|International Classification||C12M3/08, C12M1/33|
|Cooperative Classification||G01N2001/2873, G01N2001/2866, G01N1/286, C12M47/06|
|Oct 20, 1997||AS||Assignment|
Owner name: PIONEER HI-BRED INTERNATIONAL, INC., IOWA
Free format text: ASSIGNMENT OF ASSIGNORS INTEREST;ASSIGNORS:TOMES, DWIGHT T.;WILLIAMS, JOHN G.K.;MOORE, MICHAEL E.;REEL/FRAME:008765/0275;SIGNING DATES FROM 19970903 TO 19970908

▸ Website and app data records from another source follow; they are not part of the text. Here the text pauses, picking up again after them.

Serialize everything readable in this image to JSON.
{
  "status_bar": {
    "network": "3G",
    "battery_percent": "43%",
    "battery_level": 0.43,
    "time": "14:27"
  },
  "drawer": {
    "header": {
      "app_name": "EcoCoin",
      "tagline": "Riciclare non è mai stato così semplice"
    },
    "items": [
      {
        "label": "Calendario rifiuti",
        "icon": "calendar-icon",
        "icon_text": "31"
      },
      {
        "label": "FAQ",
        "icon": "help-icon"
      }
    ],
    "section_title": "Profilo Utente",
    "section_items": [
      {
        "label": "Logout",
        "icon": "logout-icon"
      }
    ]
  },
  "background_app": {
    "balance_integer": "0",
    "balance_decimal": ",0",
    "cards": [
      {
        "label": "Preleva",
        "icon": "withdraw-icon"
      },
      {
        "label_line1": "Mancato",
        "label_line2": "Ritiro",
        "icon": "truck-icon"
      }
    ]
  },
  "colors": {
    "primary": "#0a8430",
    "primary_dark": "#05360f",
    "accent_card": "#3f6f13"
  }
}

|Aug 24, 1998||AS||Assignment|
Owner name: PIONEER HI-BRED INTERNATIONAL, INC., IOWA
Free format text: ASSIGNMENT OF ASSIGNORS INTEREST;ASSIGNORS:TOMES, DWIGHT T.;WILLIAMS, JOHN G.K.;MOORE, MICHAEL E.;REEL/FRAME:009406/0423;SIGNING DATES FROM 19971008 TO 19980813
|Dec 31, 2002||FPAY||Fee payment|
Year of fee payment: 4
|Jan 16, 2007||FPAY||Fee payment|
Year of fee payment: 8
|Dec 29, 2010||FPAY||Fee payment|
Year of fee payment: 12